As I'm starting off the fourth version of my website I am reflecting on the previous iterations and growth over the past years. I built my first website in 2013 for my Webdesign 201 course. It was a pretty poorly constructed bundle of html pages, but I navigated the hoops of getting a hosting service and domain and so markofthelam.com was born.

I sporadically updated the website because it was a pretty painful process to update the pages. A couple years later I wanted to again learn more about web development. Using the Djang Girls python tutorial I reconstructed my website with Django framework and Python backend. I planned to keep learning more, but the learning curve was really steep. So while it looked great and worked well for its purposes, the crude cms I built felt very unfinished. I kept making things and I wanted to focus on that so I rebuilt my website using Wordpress in 2015. At this point I've been working on websites for a while so I felt pretty comfortable customizing themes and templates so I was pretty happy with it.
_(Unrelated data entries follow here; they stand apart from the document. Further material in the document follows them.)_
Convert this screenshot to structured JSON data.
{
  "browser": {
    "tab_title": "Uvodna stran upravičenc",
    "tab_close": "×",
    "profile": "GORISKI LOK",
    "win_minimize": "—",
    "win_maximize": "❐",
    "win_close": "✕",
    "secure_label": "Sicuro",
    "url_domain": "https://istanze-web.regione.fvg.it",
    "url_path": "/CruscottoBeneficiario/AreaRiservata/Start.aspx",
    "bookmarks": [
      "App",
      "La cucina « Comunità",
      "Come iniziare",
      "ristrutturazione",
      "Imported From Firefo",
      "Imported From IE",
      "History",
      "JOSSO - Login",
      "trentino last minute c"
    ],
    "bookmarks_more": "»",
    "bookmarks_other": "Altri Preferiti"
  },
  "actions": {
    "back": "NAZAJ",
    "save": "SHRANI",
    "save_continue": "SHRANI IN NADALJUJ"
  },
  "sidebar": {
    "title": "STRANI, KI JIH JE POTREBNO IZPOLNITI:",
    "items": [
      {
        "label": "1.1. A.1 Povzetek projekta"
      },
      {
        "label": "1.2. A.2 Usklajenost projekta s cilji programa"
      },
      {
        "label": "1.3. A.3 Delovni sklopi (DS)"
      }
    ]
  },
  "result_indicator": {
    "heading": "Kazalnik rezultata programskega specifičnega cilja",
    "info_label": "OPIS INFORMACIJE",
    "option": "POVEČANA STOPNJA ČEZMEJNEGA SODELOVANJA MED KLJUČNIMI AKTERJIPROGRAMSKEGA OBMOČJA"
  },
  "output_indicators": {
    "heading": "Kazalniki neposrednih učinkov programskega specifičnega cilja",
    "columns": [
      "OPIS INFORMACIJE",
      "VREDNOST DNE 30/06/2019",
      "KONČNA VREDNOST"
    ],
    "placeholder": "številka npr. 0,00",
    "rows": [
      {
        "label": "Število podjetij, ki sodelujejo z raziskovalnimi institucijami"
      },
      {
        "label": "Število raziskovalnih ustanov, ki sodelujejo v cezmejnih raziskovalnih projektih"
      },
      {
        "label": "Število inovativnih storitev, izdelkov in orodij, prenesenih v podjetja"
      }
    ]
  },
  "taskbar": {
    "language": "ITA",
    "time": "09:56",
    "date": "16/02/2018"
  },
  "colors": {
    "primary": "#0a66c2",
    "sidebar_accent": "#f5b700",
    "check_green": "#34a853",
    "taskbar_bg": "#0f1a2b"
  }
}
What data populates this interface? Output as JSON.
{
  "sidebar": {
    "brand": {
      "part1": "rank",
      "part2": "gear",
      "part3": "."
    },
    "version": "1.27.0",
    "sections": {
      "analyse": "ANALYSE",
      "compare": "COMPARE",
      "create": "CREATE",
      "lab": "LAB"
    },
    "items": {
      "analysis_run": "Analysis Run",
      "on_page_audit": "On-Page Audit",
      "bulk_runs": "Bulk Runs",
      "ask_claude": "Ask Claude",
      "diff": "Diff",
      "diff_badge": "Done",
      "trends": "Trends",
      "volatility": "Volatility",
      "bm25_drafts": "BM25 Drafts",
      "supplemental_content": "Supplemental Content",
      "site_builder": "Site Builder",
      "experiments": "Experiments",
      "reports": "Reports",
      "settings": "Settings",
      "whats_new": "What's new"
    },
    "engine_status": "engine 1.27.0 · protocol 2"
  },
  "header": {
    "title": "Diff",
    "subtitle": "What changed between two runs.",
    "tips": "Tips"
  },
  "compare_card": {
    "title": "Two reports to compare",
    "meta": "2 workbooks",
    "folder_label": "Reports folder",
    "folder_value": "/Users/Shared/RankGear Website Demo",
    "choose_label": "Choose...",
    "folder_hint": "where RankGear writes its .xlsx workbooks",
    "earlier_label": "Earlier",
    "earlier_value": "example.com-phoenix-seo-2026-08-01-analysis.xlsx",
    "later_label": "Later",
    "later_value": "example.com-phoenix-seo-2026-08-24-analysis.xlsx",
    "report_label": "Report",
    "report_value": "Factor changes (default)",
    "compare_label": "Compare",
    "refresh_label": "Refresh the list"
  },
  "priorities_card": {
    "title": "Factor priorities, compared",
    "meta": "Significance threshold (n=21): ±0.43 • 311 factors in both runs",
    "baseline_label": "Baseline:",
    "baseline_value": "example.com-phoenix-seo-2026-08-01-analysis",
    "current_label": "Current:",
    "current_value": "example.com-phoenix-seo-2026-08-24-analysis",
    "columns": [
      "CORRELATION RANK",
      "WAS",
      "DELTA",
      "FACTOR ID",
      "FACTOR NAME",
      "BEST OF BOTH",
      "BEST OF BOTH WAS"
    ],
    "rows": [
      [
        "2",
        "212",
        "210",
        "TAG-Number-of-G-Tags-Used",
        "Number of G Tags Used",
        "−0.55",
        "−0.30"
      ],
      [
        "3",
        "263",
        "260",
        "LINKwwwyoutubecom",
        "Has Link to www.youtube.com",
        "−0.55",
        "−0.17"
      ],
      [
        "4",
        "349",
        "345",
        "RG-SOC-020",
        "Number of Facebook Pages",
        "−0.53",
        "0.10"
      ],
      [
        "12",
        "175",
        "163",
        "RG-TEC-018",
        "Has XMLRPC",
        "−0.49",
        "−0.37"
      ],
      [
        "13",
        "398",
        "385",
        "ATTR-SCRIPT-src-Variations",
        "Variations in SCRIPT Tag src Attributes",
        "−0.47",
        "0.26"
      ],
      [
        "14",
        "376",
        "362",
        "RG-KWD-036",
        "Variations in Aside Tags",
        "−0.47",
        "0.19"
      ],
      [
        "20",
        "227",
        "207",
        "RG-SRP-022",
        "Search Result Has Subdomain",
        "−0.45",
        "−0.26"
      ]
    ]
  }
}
I like to post the things I make. I have pretty broad interests in making so it's an eclectic collection. But I think it's important to archive and share your work if you're doing any sort of creative activity. The internet is such a vast and mindblowing place I am trying to carve my own space in it.

Wordpress is pretty great. I was able do a lot of cool things with it, but I'm resolving to make more and share more. While I often work with wordpress I find it pretty clunky for personal use. Its not like I'm getting paid for this so I want to do minimal work on maintainence and interfacing. I want to focus on making interactive work and worry little about the overhead. With Wordpress there is a lot of overhead. Since I want to experiment more with DOM and the web environment I need to understand the system a little more. So for the fourth version I am using the Jekyll static site generator.

I've been using Jekyll for my blog at school, and I find it really easy to write blogs in markdown and upload. Theres a lot of Ruby magic happening, but really simple and convenient for blogs. There are a lot of nifty features to extend Jekyll to work for more than a simple blog as well. Using the same site structure as my old website, it operates mostly the same, but more lightweight. I can now focus more about writing. So hope you'll see posts regularly.